Leo Margulies (1900-1975) was one of the most successful and long-serving pulp magazine editors and publishers. Most familiar of his titles to today’s readers is Mike Shayne Mystery Magazine, in format a digest but in spirit a pulp, which began in 1956 and outlived him by a decade. Along with titles from the science fiction, sports, Western, romance, and aviation genres, he oversaw such crime pulps as G-Men, Mystery Book Magazine, Popular Detective, Phantom Detective, and Thrilling Detective. He was the original publisher of The Saint Detective Magazine, and later launched shorter-lived digests fronted by Charlie Chan, Shell Scott, The Man from UNCLE, and The Girl from UNCLE.
The author is a relative and provides personal and family insights along with the account of his uncle’s professional life. While he could be prickly and difficult, Margulies was clearly a fair and decent man, as well as a good writer and editor. Over a hundred pages of appendices include listings of his magazines arranged by publishing imprint, anthologies, novels published by his Gateway Books imprint, comic books, his own published writings, (a short story and anthology introduction serve as examples), and posthumous tributes by Forest J. Ackerman and Will Murray. Statistical buffs will be interested in the approximate numbers of contributions bought from his most prolific writers. Topping the list is Norman Daniels (270). Some others include Johnston McCulley (170), Louis L’Amour (140), Dennis Lynds (110), Michael Avallone (70), and Henry Kuttner (40).
Sherman is an experienced researcher and careful scholar, whose rare errors may be owing to a limited knowledge of popular fiction genres and their authors. A series of short story collections by Leslie Charteris from the 1950s and 1960s, including The Saint in Europe and The Saint on the Spanish Main among others, are described as anthologies rather than single-author works.
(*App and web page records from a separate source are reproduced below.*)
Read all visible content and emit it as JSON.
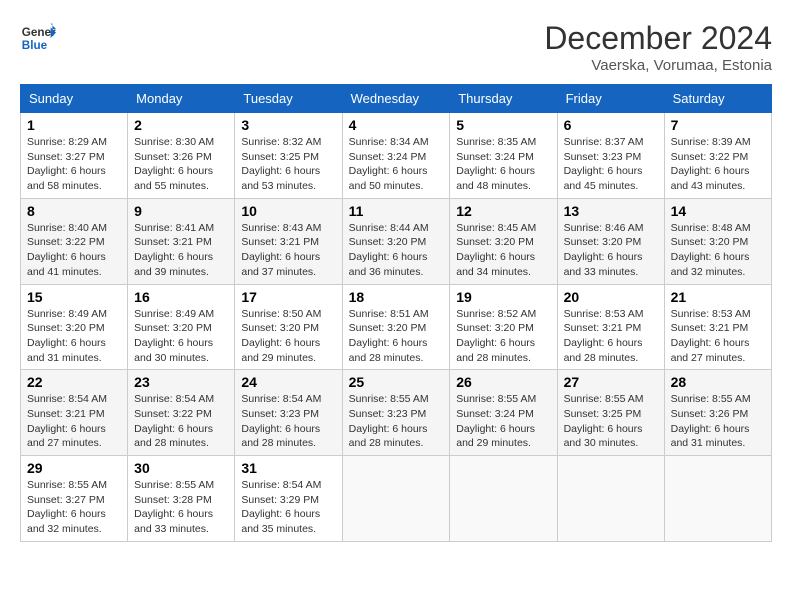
{
  "logo": {
    "line1": "General",
    "line2": "Blue"
  },
  "title": "December 2024",
  "subtitle": "Vaerska, Vorumaa, Estonia",
  "days_of_week": [
    "Sunday",
    "Monday",
    "Tuesday",
    "Wednesday",
    "Thursday",
    "Friday",
    "Saturday"
  ],
  "weeks": [
    [
      {
        "day": "1",
        "info": "Sunrise: 8:29 AM\nSunset: 3:27 PM\nDaylight: 6 hours and 58 minutes."
      },
      {
        "day": "2",
        "info": "Sunrise: 8:30 AM\nSunset: 3:26 PM\nDaylight: 6 hours and 55 minutes."
      },
      {
        "day": "3",
        "info": "Sunrise: 8:32 AM\nSunset: 3:25 PM\nDaylight: 6 hours and 53 minutes."
      },
      {
        "day": "4",
        "info": "Sunrise: 8:34 AM\nSunset: 3:24 PM\nDaylight: 6 hours and 50 minutes."
      },
      {
        "day": "5",
        "info": "Sunrise: 8:35 AM\nSunset: 3:24 PM\nDaylight: 6 hours and 48 minutes."
      },
      {
        "day": "6",
        "info": "Sunrise: 8:37 AM\nSunset: 3:23 PM\nDaylight: 6 hours and 45 minutes."
      },
      {
        "day": "7",
        "info": "Sunrise: 8:39 AM\nSunset: 3:22 PM\nDaylight: 6 hours and 43 minutes."
      }
    ],
    [
      {
        "day": "8",
        "info": "Sunrise: 8:40 AM\nSunset: 3:22 PM\nDaylight: 6 hours and 41 minutes."
      },
      {
        "day": "9",
        "info": "Sunrise: 8:41 AM\nSunset: 3:21 PM\nDaylight: 6 hours and 39 minutes."
      },
      {
        "day": "10",
        "info": "Sunrise: 8:43 AM\nSunset: 3:21 PM\nDaylight: 6 hours and 37 minutes."
      },
      {
        "day": "11",
        "info": "Sunrise: 8:44 AM\nSunset: 3:20 PM\nDaylight: 6 hours and 36 minutes."
      },
      {
        "day": "12",
        "info": "Sunrise: 8:45 AM\nSunset: 3:20 PM\nDaylight: 6 hours and 34 minutes."
      },
      {
        "day": "13",
        "info": "Sunrise: 8:46 AM\nSunset: 3:20 PM\nDaylight: 6 hours and 33 minutes."
      },
      {
        "day": "14",
        "info": "Sunrise: 8:48 AM\nSunset: 3:20 PM\nDaylight: 6 hours and 32 minutes."
      }
    ],
    [
      {
        "day": "15",
        "info": "Sunrise: 8:49 AM\nSunset: 3:20 PM\nDaylight: 6 hours and 31 minutes."
      },
      {
        "day": "16",
        "info": "Sunrise: 8:49 AM\nSunset: 3:20 PM\nDaylight: 6 hours and 30 minutes."
      },
      {
        "day": "17",
        "info": "Sunrise: 8:50 AM\nSunset: 3:20 PM\nDaylight: 6 hours and 29 minutes."
      },
      {
        "day": "18",
        "info": "Sunrise: 8:51 AM\nSunset: 3:20 PM\nDaylight: 6 hours and 28 minutes."
      },
      {
        "day": "19",
        "info": "Sunrise: 8:52 AM\nSunset: 3:20 PM\nDaylight: 6 hours and 28 minutes."
      },
      {
        "day": "20",
        "info": "Sunrise: 8:53 AM\nSunset: 3:21 PM\nDaylight: 6 hours and 28 minutes."
      },
      {
        "day": "21",
        "info": "Sunrise: 8:53 AM\nSunset: 3:21 PM\nDaylight: 6 hours and 27 minutes."
      }
    ],
    [
      {
        "day": "22",
        "info": "Sunrise: 8:54 AM\nSunset: 3:21 PM\nDaylight: 6 hours and 27 minutes."
      },
      {
        "day": "23",
        "info": "Sunrise: 8:54 AM\nSunset: 3:22 PM\nDaylight: 6 hours and 28 minutes."
      },
      {
        "day": "24",
        "info": "Sunrise: 8:54 AM\nSunset: 3:23 PM\nDaylight: 6 hours and 28 minutes."
      },
      {
        "day": "25",
        "info": "Sunrise: 8:55 AM\nSunset: 3:23 PM\nDaylight: 6 hours and 28 minutes."
      },
      {
        "day": "26",
        "info": "Sunrise: 8:55 AM\nSunset: 3:24 PM\nDaylight: 6 hours and 29 minutes."
      },
      {
        "day": "27",
        "info": "Sunrise: 8:55 AM\nSunset: 3:25 PM\nDaylight: 6 hours and 30 minutes."
      },
      {
        "day": "28",
        "info": "Sunrise: 8:55 AM\nSunset: 3:26 PM\nDaylight: 6 hours and 31 minutes."
      }
    ],
    [
      {
        "day": "29",
        "info": "Sunrise: 8:55 AM\nSunset: 3:27 PM\nDaylight: 6 hours and 32 minutes."
      },
      {
        "day": "30",
        "info": "Sunrise: 8:55 AM\nSunset: 3:28 PM\nDaylight: 6 hours and 33 minutes."
      },
      {
        "day": "31",
        "info": "Sunrise: 8:54 AM\nSunset: 3:29 PM\nDaylight: 6 hours and 35 minutes."
      },
      null,
      null,
      null,
      null
    ]
  ]
}
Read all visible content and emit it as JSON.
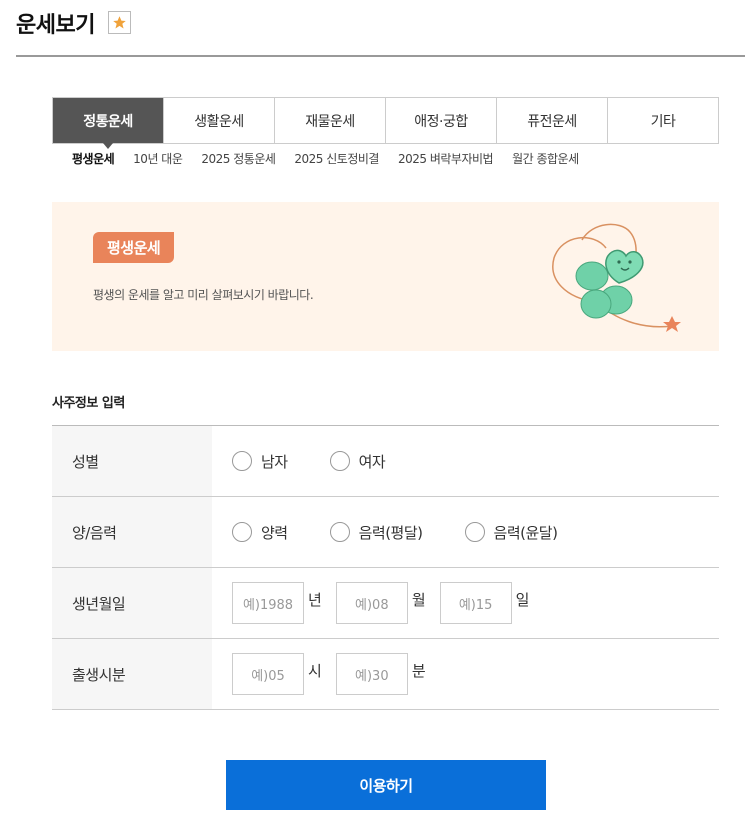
{
  "header": {
    "title": "운세보기",
    "favorite_icon": "star-icon",
    "star_color": "#f0a23a"
  },
  "tabs": [
    {
      "label": "정통운세",
      "active": true
    },
    {
      "label": "생활운세",
      "active": false
    },
    {
      "label": "재물운세",
      "active": false
    },
    {
      "label": "애정·궁합",
      "active": false
    },
    {
      "label": "퓨전운세",
      "active": false
    },
    {
      "label": "기타",
      "active": false
    }
  ],
  "subtabs": [
    {
      "label": "평생운세",
      "active": true
    },
    {
      "label": "10년 대운",
      "active": false
    },
    {
      "label": "2025 정통운세",
      "active": false
    },
    {
      "label": "2025 신토정비결",
      "active": false
    },
    {
      "label": "2025 벼락부자비법",
      "active": false
    },
    {
      "label": "월간 종합운세",
      "active": false
    }
  ],
  "banner": {
    "badge": "평생운세",
    "description": "평생의 운세를 알고 미리 살펴보시기 바랍니다.",
    "illustration": "clover-heart-icon",
    "badge_color": "#e9845a",
    "background_color": "#fff4ea"
  },
  "form": {
    "section_title": "사주정보 입력",
    "gender": {
      "label": "성별",
      "options": [
        "남자",
        "여자"
      ]
    },
    "calendar": {
      "label": "양/음력",
      "options": [
        "양력",
        "음력(평달)",
        "음력(윤달)"
      ]
    },
    "birth_date": {
      "label": "생년월일",
      "year_placeholder": "예)1988",
      "year_unit": "년",
      "month_placeholder": "예)08",
      "month_unit": "월",
      "day_placeholder": "예)15",
      "day_unit": "일"
    },
    "birth_time": {
      "label": "출생시분",
      "hour_placeholder": "예)05",
      "hour_unit": "시",
      "minute_placeholder": "예)30",
      "minute_unit": "분"
    }
  },
  "submit": {
    "label": "이용하기",
    "color": "#0a6fd9"
  }
}
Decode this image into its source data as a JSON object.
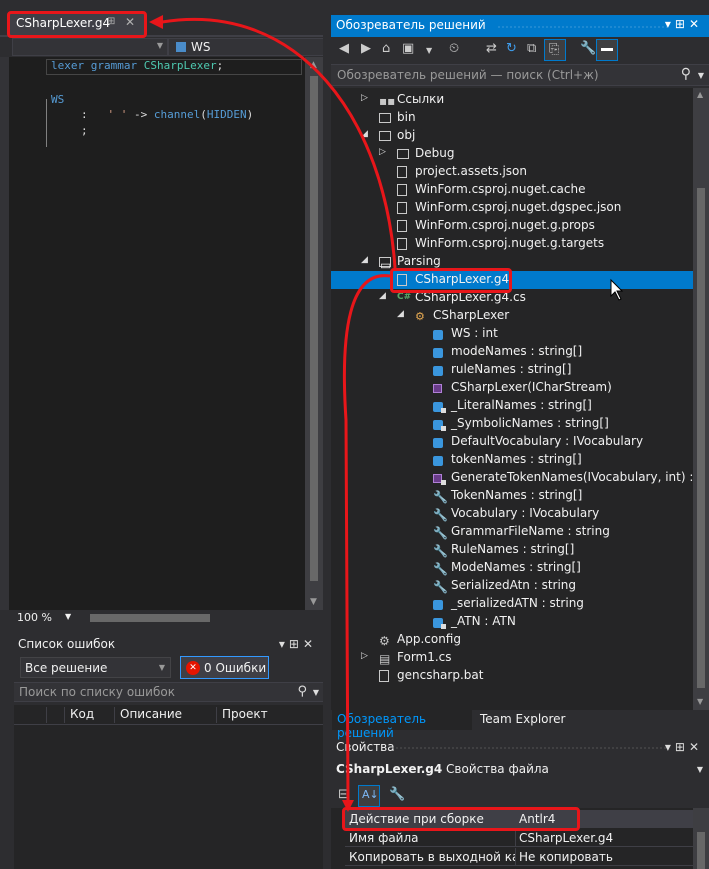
{
  "editor": {
    "tab_title": "CSharpLexer.g4",
    "nav_right_value": "WS",
    "code": {
      "line1_kw": "lexer grammar ",
      "line1_id": "CSharpLexer",
      "line1_end": ";",
      "line2": "WS",
      "line3_colon": ":",
      "line3_str": "' '",
      "line3_arrow": " -> ",
      "line3_channel": "channel",
      "line3_open": "(",
      "line3_hidden": "HIDDEN",
      "line3_close": ")",
      "line4": ";"
    },
    "zoom": "100 %"
  },
  "error_list": {
    "title": "Список ошибок",
    "scope": "Все решение",
    "errors_label": "0 Ошибки",
    "search_placeholder": "Поиск по списку ошибок",
    "columns": [
      "Код",
      "Описание",
      "Проект"
    ]
  },
  "solution_explorer": {
    "title": "Обозреватель решений",
    "search_placeholder": "Обозреватель решений — поиск (Ctrl+ж)",
    "tree": [
      {
        "label": "Ссылки",
        "depth": 1,
        "icon": "references-icon",
        "expander": "collapsed"
      },
      {
        "label": "bin",
        "depth": 1,
        "icon": "folder-icon",
        "expander": "none"
      },
      {
        "label": "obj",
        "depth": 1,
        "icon": "folder-icon",
        "expander": "expanded"
      },
      {
        "label": "Debug",
        "depth": 2,
        "icon": "folder-icon",
        "expander": "collapsed"
      },
      {
        "label": "project.assets.json",
        "depth": 2,
        "icon": "file-icon",
        "expander": "none"
      },
      {
        "label": "WinForm.csproj.nuget.cache",
        "depth": 2,
        "icon": "file-icon",
        "expander": "none"
      },
      {
        "label": "WinForm.csproj.nuget.dgspec.json",
        "depth": 2,
        "icon": "file-icon",
        "expander": "none"
      },
      {
        "label": "WinForm.csproj.nuget.g.props",
        "depth": 2,
        "icon": "file-icon",
        "expander": "none"
      },
      {
        "label": "WinForm.csproj.nuget.g.targets",
        "depth": 2,
        "icon": "file-icon",
        "expander": "none"
      },
      {
        "label": "Parsing",
        "depth": 1,
        "icon": "open-folder-icon",
        "expander": "expanded"
      },
      {
        "label": "CSharpLexer.g4",
        "depth": 2,
        "icon": "file-icon",
        "expander": "none",
        "selected": true
      },
      {
        "label": "CSharpLexer.g4.cs",
        "depth": 2,
        "icon": "csharp-file-icon",
        "expander": "expanded"
      },
      {
        "label": "CSharpLexer",
        "depth": 3,
        "icon": "class-icon",
        "expander": "expanded"
      },
      {
        "label": "WS : int",
        "depth": 4,
        "icon": "field-icon"
      },
      {
        "label": "modeNames : string[]",
        "depth": 4,
        "icon": "field-icon"
      },
      {
        "label": "ruleNames : string[]",
        "depth": 4,
        "icon": "field-icon"
      },
      {
        "label": "CSharpLexer(ICharStream)",
        "depth": 4,
        "icon": "method-icon"
      },
      {
        "label": "_LiteralNames : string[]",
        "depth": 4,
        "icon": "private-field-icon"
      },
      {
        "label": "_SymbolicNames : string[]",
        "depth": 4,
        "icon": "private-field-icon"
      },
      {
        "label": "DefaultVocabulary : IVocabulary",
        "depth": 4,
        "icon": "field-icon"
      },
      {
        "label": "tokenNames : string[]",
        "depth": 4,
        "icon": "field-icon"
      },
      {
        "label": "GenerateTokenNames(IVocabulary, int) : strin",
        "depth": 4,
        "icon": "private-method-icon"
      },
      {
        "label": "TokenNames : string[]",
        "depth": 4,
        "icon": "property-icon"
      },
      {
        "label": "Vocabulary : IVocabulary",
        "depth": 4,
        "icon": "property-icon"
      },
      {
        "label": "GrammarFileName : string",
        "depth": 4,
        "icon": "property-icon"
      },
      {
        "label": "RuleNames : string[]",
        "depth": 4,
        "icon": "property-icon"
      },
      {
        "label": "ModeNames : string[]",
        "depth": 4,
        "icon": "property-icon"
      },
      {
        "label": "SerializedAtn : string",
        "depth": 4,
        "icon": "property-icon"
      },
      {
        "label": "_serializedATN : string",
        "depth": 4,
        "icon": "field-icon"
      },
      {
        "label": "_ATN : ATN",
        "depth": 4,
        "icon": "private-field-icon"
      },
      {
        "label": "App.config",
        "depth": 1,
        "icon": "config-icon",
        "expander": "none"
      },
      {
        "label": "Form1.cs",
        "depth": 1,
        "icon": "form-icon",
        "expander": "collapsed"
      },
      {
        "label": "gencsharp.bat",
        "depth": 1,
        "icon": "file-icon",
        "expander": "none"
      }
    ],
    "tabs": [
      "Обозреватель решений",
      "Team Explorer"
    ]
  },
  "properties": {
    "title": "Свойства",
    "object_name": "CSharpLexer.g4",
    "object_type": "Свойства файла",
    "rows": [
      {
        "key": "Действие при сборке",
        "value": "Antlr4"
      },
      {
        "key": "Имя файла",
        "value": "CSharpLexer.g4"
      },
      {
        "key": "Копировать в выходной катал",
        "value": "Не копировать"
      }
    ]
  },
  "colors": {
    "accent": "#007acc",
    "annotation": "#e8161a",
    "background": "#2d2d30",
    "tree_background": "#252526"
  }
}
And Sherman seems surprised that Leo Margulies was not credited as their editor, stating that Leslie Charteris was. The implication is that the stories were not actually written by Charteris. While this is possible, it seems more likely that Sherman is confusing these collections with a series of paperback anthologies from the ’40s with the title The Saint’s Choice and edited by Charteris.